DATA LISTING:
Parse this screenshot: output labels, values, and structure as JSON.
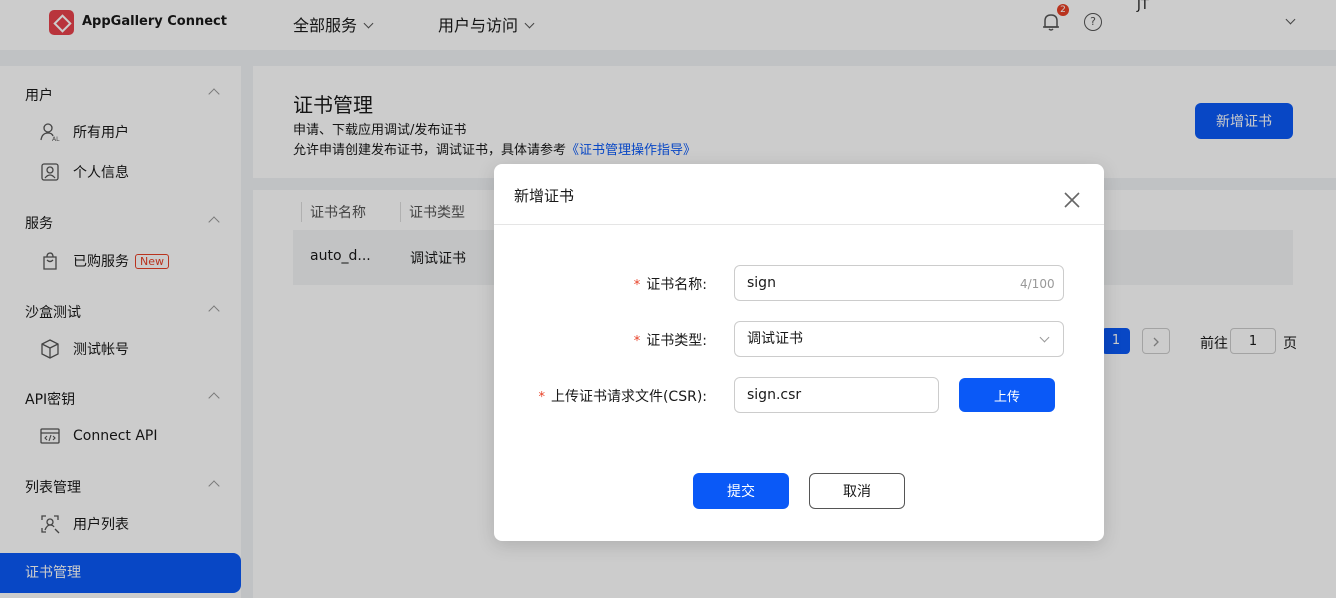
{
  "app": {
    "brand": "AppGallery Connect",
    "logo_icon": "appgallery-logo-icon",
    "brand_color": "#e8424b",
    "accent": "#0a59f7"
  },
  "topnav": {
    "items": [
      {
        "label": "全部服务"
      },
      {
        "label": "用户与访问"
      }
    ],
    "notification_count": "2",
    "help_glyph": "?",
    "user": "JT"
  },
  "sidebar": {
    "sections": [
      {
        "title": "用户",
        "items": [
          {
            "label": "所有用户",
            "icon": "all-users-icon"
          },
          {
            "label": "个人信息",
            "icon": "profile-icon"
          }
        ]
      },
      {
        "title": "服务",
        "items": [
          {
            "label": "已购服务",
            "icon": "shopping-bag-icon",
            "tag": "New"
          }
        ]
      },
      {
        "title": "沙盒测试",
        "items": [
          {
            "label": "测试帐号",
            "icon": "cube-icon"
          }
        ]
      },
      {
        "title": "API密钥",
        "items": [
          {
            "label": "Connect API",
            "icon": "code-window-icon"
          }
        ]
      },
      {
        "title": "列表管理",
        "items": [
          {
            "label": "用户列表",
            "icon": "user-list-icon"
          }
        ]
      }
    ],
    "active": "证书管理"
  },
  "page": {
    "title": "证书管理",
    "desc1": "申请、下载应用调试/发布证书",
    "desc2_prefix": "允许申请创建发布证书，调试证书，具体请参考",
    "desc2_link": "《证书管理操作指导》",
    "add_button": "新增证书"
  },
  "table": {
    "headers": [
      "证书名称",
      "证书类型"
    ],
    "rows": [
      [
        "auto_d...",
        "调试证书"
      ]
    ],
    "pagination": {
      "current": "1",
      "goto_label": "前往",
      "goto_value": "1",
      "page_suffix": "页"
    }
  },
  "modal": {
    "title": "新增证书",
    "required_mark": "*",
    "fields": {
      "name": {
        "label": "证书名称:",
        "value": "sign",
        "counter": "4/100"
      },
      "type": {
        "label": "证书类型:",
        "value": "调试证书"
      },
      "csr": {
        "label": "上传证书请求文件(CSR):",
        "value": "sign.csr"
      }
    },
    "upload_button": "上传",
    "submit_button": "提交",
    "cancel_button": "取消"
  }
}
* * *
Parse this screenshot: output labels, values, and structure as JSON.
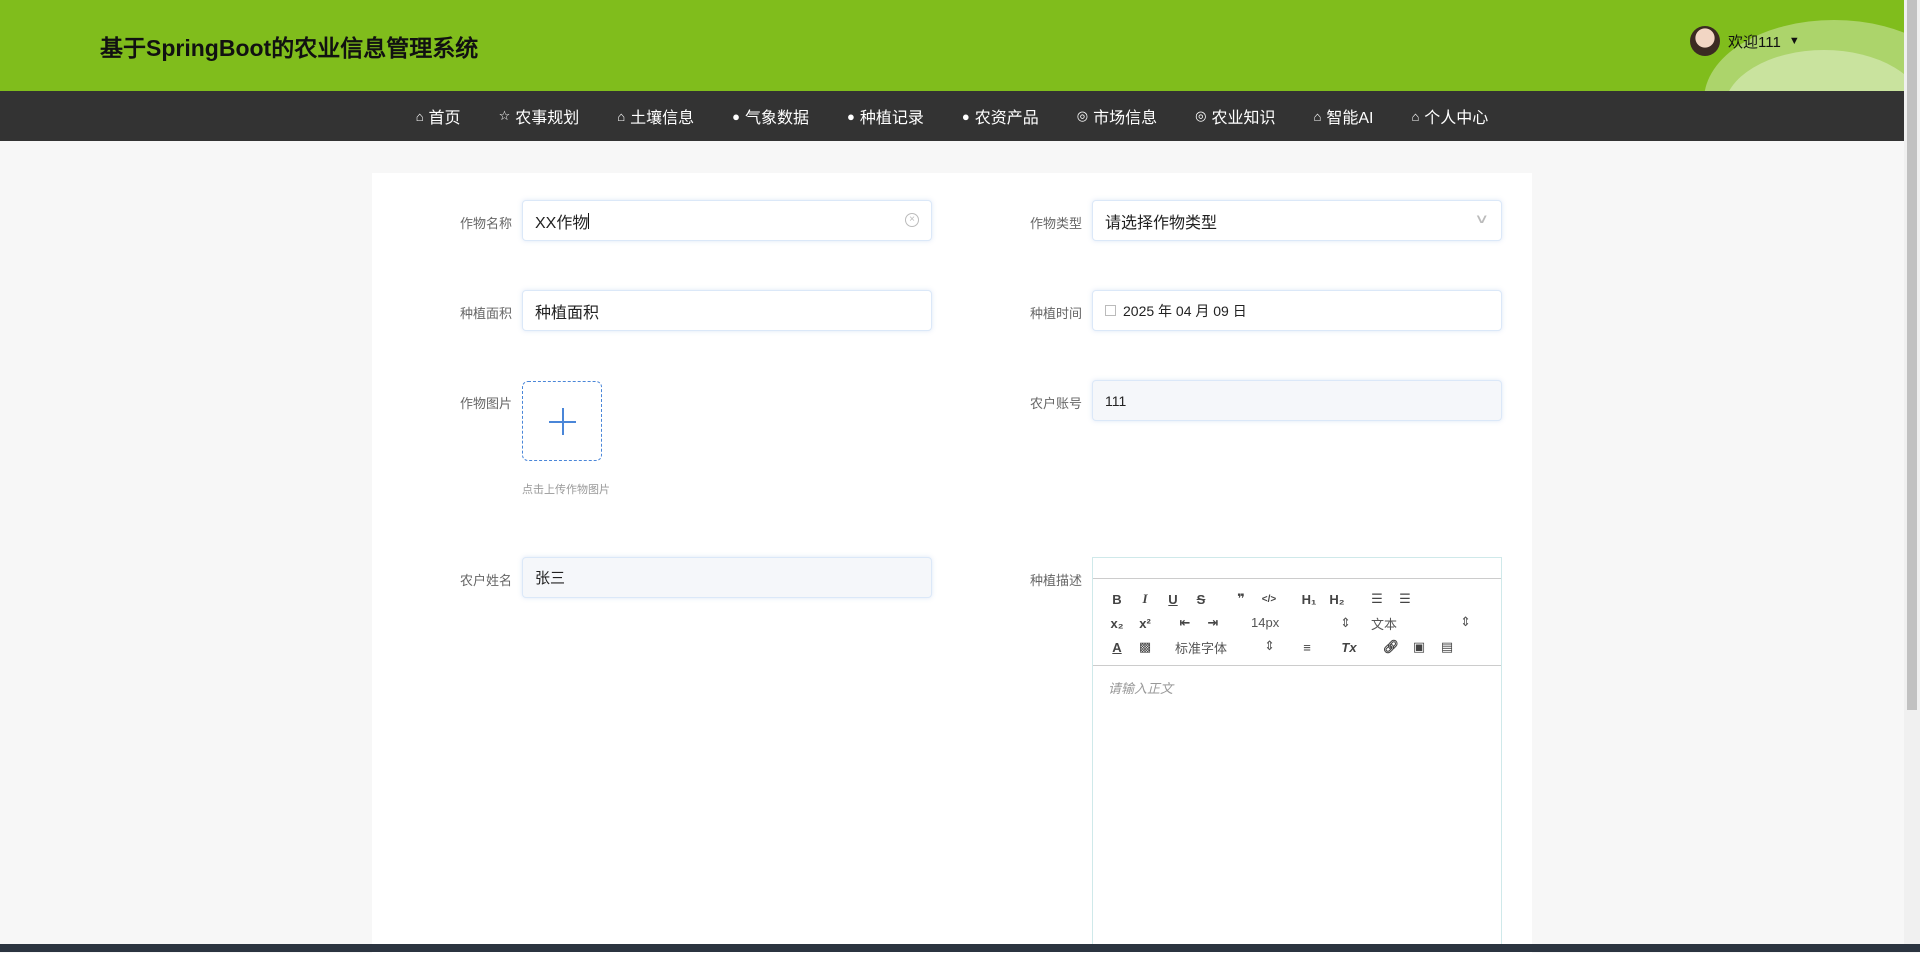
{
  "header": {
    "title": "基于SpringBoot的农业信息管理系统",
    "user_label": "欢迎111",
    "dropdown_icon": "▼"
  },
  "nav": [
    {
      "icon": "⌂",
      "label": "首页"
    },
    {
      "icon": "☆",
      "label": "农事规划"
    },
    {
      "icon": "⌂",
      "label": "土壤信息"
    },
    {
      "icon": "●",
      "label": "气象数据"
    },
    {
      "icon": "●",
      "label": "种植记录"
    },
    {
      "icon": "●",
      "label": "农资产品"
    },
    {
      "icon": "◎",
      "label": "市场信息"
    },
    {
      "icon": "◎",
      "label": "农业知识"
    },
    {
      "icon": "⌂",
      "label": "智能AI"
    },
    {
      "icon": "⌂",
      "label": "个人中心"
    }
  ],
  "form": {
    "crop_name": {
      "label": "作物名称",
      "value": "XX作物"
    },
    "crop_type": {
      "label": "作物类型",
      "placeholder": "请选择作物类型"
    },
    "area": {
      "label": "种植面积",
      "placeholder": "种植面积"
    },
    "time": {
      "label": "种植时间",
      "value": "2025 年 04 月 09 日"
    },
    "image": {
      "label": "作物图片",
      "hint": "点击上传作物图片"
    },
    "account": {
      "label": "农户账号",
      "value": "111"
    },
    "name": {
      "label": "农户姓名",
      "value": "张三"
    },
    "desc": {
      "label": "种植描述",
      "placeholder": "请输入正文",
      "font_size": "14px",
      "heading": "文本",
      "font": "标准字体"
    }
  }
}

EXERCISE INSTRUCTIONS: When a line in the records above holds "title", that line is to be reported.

RESPONSE:
        "title": "用户",
        "title": "服务",
        "title": "沙盒测试",
        "title": "API密钥",
        "title": "列表管理",
    "title": "证书管理",
    "title": "新增证书",
    "title": "基于SpringBoot的农业信息管理系统",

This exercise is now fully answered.